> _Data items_
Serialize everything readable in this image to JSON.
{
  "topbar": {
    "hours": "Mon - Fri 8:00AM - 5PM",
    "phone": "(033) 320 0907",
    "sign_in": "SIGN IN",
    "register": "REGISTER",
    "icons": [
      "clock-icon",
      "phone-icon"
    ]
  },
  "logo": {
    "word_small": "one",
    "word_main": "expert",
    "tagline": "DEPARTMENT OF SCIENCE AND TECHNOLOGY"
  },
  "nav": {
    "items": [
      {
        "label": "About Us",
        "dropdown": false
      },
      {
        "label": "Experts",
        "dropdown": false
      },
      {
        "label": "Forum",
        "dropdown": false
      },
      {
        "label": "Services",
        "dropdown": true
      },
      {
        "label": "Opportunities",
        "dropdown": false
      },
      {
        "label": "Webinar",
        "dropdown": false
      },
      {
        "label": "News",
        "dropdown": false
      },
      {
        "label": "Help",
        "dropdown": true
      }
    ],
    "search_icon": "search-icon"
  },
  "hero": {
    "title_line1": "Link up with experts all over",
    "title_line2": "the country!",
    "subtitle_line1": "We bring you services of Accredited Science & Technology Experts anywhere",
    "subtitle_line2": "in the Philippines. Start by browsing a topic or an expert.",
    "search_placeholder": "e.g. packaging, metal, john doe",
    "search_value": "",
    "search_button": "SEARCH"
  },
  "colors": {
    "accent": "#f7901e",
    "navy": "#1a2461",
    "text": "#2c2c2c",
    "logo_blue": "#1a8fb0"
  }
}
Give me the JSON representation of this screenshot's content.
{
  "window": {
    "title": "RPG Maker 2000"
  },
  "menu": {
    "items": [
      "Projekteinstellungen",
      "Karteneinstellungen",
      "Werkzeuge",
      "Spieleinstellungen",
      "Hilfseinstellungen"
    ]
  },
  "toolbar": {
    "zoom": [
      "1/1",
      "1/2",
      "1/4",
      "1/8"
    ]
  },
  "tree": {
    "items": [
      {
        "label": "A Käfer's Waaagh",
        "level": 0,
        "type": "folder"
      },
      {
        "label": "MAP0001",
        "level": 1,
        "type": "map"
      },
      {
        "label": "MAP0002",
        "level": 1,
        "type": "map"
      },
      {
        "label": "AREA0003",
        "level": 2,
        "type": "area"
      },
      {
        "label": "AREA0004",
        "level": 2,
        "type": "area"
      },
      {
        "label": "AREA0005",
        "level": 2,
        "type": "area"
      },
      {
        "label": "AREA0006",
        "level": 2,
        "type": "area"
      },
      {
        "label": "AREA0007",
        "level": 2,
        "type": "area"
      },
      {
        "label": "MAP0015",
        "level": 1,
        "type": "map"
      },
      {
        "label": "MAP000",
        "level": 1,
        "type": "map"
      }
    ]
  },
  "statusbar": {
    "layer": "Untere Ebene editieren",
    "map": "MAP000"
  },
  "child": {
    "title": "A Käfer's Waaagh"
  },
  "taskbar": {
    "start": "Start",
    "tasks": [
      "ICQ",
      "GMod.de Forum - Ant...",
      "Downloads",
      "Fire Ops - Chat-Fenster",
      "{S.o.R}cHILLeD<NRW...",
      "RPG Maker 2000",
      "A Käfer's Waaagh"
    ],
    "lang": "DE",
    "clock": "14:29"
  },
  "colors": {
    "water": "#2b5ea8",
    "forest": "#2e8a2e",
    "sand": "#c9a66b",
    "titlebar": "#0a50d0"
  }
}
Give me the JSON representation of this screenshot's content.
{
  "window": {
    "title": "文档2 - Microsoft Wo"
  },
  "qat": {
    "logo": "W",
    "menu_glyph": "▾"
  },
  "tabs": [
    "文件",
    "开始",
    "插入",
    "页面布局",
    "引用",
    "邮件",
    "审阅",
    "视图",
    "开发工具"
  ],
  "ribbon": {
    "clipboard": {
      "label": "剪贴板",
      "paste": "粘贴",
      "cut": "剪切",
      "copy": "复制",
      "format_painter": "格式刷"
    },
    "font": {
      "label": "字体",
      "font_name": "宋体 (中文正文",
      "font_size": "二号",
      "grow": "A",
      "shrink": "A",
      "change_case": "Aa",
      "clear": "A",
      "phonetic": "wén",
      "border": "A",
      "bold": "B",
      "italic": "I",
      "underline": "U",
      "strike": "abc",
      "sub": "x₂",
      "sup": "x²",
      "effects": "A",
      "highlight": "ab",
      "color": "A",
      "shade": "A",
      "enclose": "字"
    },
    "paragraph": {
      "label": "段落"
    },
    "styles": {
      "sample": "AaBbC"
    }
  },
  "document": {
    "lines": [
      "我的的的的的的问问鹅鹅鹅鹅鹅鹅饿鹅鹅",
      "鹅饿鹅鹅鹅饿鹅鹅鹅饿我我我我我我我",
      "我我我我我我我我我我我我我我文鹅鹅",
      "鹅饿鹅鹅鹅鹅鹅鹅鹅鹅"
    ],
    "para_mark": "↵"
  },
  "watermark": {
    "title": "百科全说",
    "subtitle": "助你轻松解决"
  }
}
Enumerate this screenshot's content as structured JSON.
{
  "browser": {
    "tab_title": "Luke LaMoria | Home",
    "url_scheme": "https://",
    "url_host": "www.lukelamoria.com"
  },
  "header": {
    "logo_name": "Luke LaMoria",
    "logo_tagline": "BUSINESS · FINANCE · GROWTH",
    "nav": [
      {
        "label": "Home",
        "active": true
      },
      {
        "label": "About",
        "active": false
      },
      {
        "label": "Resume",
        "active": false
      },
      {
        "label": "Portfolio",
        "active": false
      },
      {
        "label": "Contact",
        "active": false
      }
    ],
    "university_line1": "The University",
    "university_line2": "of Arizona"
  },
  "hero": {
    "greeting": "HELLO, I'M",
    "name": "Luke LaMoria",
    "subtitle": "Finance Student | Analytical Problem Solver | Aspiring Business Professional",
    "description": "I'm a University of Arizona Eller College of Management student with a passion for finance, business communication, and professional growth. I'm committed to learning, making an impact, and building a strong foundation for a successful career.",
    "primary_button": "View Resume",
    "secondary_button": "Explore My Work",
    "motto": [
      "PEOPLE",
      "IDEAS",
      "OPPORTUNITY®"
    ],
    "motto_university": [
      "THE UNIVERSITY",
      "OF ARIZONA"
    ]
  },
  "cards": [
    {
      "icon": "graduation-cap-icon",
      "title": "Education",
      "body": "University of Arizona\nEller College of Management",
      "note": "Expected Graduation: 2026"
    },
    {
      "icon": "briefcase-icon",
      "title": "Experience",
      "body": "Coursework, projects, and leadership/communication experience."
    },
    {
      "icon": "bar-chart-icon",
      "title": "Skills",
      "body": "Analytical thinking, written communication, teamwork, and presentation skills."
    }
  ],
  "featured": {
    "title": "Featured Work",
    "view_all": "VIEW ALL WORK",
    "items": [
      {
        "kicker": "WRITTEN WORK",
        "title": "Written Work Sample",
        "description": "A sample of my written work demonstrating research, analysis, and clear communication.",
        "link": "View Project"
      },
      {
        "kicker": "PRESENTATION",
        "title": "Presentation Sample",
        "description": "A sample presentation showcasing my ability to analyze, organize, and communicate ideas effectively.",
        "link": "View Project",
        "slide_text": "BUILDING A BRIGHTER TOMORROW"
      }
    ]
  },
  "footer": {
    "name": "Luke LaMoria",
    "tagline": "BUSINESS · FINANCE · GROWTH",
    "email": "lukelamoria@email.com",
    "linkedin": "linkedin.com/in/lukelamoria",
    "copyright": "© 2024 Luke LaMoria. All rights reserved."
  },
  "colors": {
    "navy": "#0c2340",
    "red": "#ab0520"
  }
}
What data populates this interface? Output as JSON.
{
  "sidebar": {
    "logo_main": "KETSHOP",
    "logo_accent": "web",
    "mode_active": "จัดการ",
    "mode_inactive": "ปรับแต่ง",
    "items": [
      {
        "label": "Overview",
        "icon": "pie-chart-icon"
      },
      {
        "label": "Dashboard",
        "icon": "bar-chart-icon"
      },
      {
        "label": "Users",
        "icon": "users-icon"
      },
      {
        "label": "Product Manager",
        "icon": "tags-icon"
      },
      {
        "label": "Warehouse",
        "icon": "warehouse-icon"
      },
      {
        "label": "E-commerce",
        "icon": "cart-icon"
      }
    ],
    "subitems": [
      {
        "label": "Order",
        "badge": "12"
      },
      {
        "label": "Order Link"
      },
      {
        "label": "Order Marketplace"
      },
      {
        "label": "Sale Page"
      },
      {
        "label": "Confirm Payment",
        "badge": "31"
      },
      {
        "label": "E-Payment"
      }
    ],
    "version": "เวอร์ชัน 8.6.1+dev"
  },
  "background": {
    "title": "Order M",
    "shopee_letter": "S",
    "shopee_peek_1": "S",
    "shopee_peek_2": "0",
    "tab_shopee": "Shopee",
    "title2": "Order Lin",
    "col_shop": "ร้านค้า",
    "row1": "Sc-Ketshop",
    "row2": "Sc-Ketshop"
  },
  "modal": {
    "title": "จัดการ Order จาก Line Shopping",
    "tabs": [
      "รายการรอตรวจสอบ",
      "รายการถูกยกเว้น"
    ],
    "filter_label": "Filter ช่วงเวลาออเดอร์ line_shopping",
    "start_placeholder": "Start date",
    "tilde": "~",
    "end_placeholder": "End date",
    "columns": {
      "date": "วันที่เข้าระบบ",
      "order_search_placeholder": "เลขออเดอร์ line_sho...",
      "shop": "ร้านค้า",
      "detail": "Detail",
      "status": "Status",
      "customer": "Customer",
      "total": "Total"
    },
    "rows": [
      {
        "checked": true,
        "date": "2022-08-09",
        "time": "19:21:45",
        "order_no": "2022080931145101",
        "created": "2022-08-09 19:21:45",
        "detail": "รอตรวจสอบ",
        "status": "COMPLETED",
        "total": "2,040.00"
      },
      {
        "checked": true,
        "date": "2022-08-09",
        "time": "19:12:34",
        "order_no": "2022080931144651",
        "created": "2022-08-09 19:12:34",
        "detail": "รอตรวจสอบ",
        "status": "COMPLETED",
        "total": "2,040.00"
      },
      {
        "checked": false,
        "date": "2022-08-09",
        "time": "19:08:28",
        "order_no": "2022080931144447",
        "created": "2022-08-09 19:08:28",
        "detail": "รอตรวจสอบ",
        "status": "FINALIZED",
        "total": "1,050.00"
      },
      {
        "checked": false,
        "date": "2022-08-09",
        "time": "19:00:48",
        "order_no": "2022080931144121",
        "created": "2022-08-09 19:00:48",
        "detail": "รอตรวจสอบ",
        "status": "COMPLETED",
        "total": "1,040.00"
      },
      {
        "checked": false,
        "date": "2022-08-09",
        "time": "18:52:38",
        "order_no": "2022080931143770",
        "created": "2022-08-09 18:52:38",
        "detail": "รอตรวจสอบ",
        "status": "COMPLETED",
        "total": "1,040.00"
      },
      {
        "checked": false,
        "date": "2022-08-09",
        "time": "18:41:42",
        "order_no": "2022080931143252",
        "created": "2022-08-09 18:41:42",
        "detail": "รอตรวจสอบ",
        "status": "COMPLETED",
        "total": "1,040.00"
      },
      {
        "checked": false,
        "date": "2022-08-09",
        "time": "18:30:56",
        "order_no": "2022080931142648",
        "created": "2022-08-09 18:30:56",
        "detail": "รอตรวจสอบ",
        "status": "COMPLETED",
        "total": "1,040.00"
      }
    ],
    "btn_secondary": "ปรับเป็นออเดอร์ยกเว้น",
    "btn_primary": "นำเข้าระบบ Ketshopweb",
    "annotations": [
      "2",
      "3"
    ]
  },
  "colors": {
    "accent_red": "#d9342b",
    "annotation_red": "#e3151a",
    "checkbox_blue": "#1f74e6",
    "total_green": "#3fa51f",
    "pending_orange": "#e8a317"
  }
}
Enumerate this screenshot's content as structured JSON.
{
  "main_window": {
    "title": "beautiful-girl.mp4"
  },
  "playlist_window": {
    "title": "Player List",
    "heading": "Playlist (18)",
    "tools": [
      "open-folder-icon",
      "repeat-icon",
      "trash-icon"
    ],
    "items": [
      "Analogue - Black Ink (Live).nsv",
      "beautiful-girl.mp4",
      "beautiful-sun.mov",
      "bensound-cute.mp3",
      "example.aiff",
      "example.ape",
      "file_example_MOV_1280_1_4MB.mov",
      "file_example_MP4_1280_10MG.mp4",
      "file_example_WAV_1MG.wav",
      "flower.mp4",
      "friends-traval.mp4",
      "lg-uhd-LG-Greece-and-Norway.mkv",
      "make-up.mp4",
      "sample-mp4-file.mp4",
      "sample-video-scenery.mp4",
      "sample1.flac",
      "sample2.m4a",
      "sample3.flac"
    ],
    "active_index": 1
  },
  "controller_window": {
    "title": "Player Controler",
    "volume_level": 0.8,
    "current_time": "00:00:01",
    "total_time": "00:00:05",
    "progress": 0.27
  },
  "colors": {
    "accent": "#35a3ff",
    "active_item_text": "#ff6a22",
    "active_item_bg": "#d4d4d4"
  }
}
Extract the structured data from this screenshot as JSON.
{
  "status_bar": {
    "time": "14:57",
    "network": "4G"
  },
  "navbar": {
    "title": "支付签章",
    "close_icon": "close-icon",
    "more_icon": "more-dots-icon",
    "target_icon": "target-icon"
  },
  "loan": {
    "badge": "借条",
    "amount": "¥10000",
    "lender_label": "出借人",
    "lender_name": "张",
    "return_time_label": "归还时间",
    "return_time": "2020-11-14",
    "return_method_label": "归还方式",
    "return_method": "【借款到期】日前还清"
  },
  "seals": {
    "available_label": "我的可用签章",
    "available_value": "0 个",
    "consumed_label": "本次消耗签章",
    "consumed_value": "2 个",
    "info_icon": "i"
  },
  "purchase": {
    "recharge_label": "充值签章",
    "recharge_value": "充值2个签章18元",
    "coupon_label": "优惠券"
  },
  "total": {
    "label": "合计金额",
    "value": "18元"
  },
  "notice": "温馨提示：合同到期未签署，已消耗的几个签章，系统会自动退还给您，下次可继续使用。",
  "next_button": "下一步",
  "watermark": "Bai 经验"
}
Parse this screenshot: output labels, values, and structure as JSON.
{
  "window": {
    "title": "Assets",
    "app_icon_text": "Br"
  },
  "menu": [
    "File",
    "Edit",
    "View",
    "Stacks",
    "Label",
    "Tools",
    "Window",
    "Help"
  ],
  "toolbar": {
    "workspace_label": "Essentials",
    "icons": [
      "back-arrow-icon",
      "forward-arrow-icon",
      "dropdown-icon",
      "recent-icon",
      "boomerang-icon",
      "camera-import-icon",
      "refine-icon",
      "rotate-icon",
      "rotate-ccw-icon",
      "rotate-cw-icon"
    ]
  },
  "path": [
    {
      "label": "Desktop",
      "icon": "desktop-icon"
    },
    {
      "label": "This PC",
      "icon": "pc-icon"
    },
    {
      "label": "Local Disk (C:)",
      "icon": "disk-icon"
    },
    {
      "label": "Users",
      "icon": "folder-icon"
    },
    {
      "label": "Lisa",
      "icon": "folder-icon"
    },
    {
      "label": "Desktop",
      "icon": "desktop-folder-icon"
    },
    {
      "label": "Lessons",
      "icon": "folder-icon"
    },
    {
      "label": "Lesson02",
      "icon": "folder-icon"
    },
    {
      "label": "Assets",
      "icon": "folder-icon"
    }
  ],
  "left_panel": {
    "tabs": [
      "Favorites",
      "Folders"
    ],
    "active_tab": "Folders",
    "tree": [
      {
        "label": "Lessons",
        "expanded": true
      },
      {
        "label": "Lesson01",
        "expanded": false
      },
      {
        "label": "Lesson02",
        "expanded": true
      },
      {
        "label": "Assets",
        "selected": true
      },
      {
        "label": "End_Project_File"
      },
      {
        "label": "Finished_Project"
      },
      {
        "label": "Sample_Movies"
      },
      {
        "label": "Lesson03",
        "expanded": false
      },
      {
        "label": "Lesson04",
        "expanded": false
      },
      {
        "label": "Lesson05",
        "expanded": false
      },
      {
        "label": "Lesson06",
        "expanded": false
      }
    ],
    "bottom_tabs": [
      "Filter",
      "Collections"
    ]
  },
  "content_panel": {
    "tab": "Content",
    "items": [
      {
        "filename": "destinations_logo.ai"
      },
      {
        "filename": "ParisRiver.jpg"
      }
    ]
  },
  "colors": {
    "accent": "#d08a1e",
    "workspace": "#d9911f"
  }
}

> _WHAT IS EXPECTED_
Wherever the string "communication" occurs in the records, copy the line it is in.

> _TASK ANSWER_
    "description": "I'm a University of Arizona Eller College of Management student with a passion for finance, business communication, and professional growth. I'm committed to learning, making an impact, and building a strong foundation for a successful career.",
      "body": "Coursework, projects, and leadership/communication experience."
      "body": "Analytical thinking, written communication, teamwork, and presentation skills."
        "description": "A sample of my written work demonstrating research, analysis, and clear communication.",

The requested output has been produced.